A university student union’s president (the complainant) was given a written warning for neglecting to meet a number of her job’s key performance indicators. The warning was delivered in a formal letter from the vice president on behalf of the student union executive.
Soon after, excerpts from the letter were published in a university magazine as part of a story about dysfunction in the student union.
The student union president wrote to complain to us about the magazine tha...
The Privacy Act gives people the right to see personal information that agencies hold about them. While this might appear straightforward, there are a number of circumstances where people and agencies disagree about what personal information the agency needs to disclose and what it can withhold.
This was exemplified in a recent complaint to our office.
The process of collecting health information can affect both privacy and personal dignity. This is what spurred a man to complain to our office after he was asked for a urine test by his prospective employer.
The man had applied for a job that required employees to pass a drug test. The company outsourced its drug testing to a third-party specialist agency, which was charged with collecting samples and testing them for drugs.
A woman complained because her employer’s insurer wanted the names of all the employees, their ages and the length of time they had been employed there.
Even though she filled out the form sent to the school by the insurer, the woman complained to us because she did not believe the insurer needed to know that level of detail about individual employees.
A teenage girl was accused of shoplifting with a group of friends in a clothing shop. The shop manager used security camera footage to post photos of the group on the business’ Facebook page.
The father of the teenager complained to the shop about the photos which he said unfairly branded his daughter as a shoplifter. He said that his daughter was innocent and she had not been aware that two of the others in the group had take...
A woman was accused of being a ‘dodgy trader’ by an online community. Her personal information, including her address, photos, bank account and cell phone numbers were all posted in a comments thread on the website.
She told the website administrators that the information about her was wrong and asked for it to be immediately removed. The website’s administrators refused to remove the information. They told the woman...
A tourist visited New Zealand on a holiday. During his holiday, he filed a police report alleging he had been robbed.
During the investigation, a constable interviewed the complainant. This interview was recorded with the complainant’s consent. As a result of that interview and other inquiries, Police determined that the complainant had not actually been robbed, but rather had made a false report in order to...
The father of a seven year old boy at the centre of a custody battle with his former wife complained to us because he was refused copies of his son’s medical records.
The father requested the health records from his son’s doctor. The boy had been seeing the doctor for several years because he suffered from food allergies. The father said he had little confidence he was getting all the information he needed from his former wi...

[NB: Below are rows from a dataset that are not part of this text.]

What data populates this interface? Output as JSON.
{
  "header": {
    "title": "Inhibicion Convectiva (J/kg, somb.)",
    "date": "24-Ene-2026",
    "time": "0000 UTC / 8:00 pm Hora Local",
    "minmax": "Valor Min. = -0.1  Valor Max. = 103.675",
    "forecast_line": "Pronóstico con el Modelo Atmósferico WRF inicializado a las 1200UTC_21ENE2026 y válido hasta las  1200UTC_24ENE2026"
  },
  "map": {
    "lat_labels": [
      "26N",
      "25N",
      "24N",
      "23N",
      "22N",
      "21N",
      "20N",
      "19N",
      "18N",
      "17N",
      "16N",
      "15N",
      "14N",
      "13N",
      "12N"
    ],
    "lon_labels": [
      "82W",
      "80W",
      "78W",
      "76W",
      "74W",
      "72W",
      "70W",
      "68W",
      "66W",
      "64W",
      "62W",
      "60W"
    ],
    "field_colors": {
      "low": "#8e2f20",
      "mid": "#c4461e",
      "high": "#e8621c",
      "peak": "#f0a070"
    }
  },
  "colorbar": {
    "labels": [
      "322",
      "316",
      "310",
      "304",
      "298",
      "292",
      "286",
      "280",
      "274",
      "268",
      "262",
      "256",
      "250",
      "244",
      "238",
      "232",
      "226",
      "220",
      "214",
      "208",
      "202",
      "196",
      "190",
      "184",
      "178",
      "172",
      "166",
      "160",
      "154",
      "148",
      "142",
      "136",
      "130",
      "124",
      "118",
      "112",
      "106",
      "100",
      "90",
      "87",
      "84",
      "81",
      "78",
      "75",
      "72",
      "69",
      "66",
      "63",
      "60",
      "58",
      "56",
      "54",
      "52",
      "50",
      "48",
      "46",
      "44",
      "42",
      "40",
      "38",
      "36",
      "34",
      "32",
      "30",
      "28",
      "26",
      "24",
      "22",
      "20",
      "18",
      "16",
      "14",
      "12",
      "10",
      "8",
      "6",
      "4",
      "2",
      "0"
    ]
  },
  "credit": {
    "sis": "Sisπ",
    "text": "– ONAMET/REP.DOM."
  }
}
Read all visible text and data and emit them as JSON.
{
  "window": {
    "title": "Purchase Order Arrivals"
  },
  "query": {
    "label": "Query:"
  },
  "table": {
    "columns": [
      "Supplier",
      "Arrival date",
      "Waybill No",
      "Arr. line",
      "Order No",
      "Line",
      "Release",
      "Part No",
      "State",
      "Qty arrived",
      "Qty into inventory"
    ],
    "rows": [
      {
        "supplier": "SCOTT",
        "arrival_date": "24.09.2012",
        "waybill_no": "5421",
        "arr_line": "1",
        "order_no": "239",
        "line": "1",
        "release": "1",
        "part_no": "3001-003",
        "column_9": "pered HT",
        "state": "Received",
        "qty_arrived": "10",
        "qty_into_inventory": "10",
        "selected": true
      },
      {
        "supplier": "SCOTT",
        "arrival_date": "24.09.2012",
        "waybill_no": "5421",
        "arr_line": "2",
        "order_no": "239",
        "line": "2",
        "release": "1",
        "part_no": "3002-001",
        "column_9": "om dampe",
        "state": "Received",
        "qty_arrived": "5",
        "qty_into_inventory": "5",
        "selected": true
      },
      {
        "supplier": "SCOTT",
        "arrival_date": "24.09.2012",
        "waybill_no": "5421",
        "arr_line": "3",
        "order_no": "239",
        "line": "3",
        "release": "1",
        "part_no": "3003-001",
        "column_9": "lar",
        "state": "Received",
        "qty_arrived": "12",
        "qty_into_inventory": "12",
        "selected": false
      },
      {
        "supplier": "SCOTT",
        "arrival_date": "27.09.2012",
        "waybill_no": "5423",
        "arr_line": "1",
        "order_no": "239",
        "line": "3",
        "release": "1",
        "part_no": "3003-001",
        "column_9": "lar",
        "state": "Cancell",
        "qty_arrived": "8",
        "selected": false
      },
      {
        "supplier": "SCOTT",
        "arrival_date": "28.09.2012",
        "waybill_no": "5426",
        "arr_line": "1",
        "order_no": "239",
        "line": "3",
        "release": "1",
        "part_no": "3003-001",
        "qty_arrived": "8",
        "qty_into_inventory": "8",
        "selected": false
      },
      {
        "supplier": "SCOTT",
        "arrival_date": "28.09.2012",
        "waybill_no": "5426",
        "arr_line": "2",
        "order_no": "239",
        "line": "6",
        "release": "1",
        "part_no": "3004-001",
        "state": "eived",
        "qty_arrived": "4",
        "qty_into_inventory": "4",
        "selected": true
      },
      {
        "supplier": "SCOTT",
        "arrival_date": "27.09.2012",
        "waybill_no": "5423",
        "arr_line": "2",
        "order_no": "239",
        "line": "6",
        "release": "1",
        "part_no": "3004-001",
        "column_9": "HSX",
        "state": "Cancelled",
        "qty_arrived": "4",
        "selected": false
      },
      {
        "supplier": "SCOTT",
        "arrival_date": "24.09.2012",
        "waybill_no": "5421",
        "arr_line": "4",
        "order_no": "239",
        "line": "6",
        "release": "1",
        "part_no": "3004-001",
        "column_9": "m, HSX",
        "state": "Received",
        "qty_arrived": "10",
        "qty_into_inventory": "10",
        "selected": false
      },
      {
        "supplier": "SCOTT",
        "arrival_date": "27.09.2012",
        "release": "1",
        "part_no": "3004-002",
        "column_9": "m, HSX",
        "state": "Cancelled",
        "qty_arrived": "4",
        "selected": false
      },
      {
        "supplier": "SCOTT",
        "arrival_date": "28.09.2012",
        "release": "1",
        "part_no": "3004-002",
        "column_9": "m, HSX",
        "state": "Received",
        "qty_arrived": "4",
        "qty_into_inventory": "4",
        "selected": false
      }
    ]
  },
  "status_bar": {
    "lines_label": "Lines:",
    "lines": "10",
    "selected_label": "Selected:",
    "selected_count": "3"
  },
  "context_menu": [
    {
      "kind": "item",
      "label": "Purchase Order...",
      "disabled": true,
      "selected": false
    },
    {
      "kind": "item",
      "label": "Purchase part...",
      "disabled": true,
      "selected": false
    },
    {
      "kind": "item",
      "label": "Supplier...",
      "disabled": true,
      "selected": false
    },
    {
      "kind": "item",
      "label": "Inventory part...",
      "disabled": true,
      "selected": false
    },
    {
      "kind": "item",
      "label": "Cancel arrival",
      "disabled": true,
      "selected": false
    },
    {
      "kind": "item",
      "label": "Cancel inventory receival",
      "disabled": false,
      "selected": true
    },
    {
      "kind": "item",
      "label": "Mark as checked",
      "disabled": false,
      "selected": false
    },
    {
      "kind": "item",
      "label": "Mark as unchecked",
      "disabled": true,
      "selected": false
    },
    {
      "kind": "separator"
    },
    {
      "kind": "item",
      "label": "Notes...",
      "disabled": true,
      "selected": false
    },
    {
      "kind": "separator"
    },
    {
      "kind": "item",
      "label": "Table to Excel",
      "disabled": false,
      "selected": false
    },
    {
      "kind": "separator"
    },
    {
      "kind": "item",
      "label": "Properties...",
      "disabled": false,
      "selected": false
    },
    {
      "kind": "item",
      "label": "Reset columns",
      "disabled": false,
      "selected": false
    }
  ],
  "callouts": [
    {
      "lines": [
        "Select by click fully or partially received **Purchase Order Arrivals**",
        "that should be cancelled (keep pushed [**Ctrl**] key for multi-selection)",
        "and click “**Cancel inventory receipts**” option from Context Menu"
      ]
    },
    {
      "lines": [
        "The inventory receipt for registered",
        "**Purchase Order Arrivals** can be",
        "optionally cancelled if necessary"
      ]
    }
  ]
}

In 2011, the complainant moved to New Zealand from Ethiopia. He had been orphaned at a very young age and came to New Zealand as a refugee sponsored by his aunt.
Birth registration was not compulsory in Ethiopia when he was born, so there were no records of his date of birth. His aunt consulted with locals and estimated that he was born in early 2000. She used this date to apply for an Ethiopian passport and birth certificate on his behalf. She then used these documents to support his...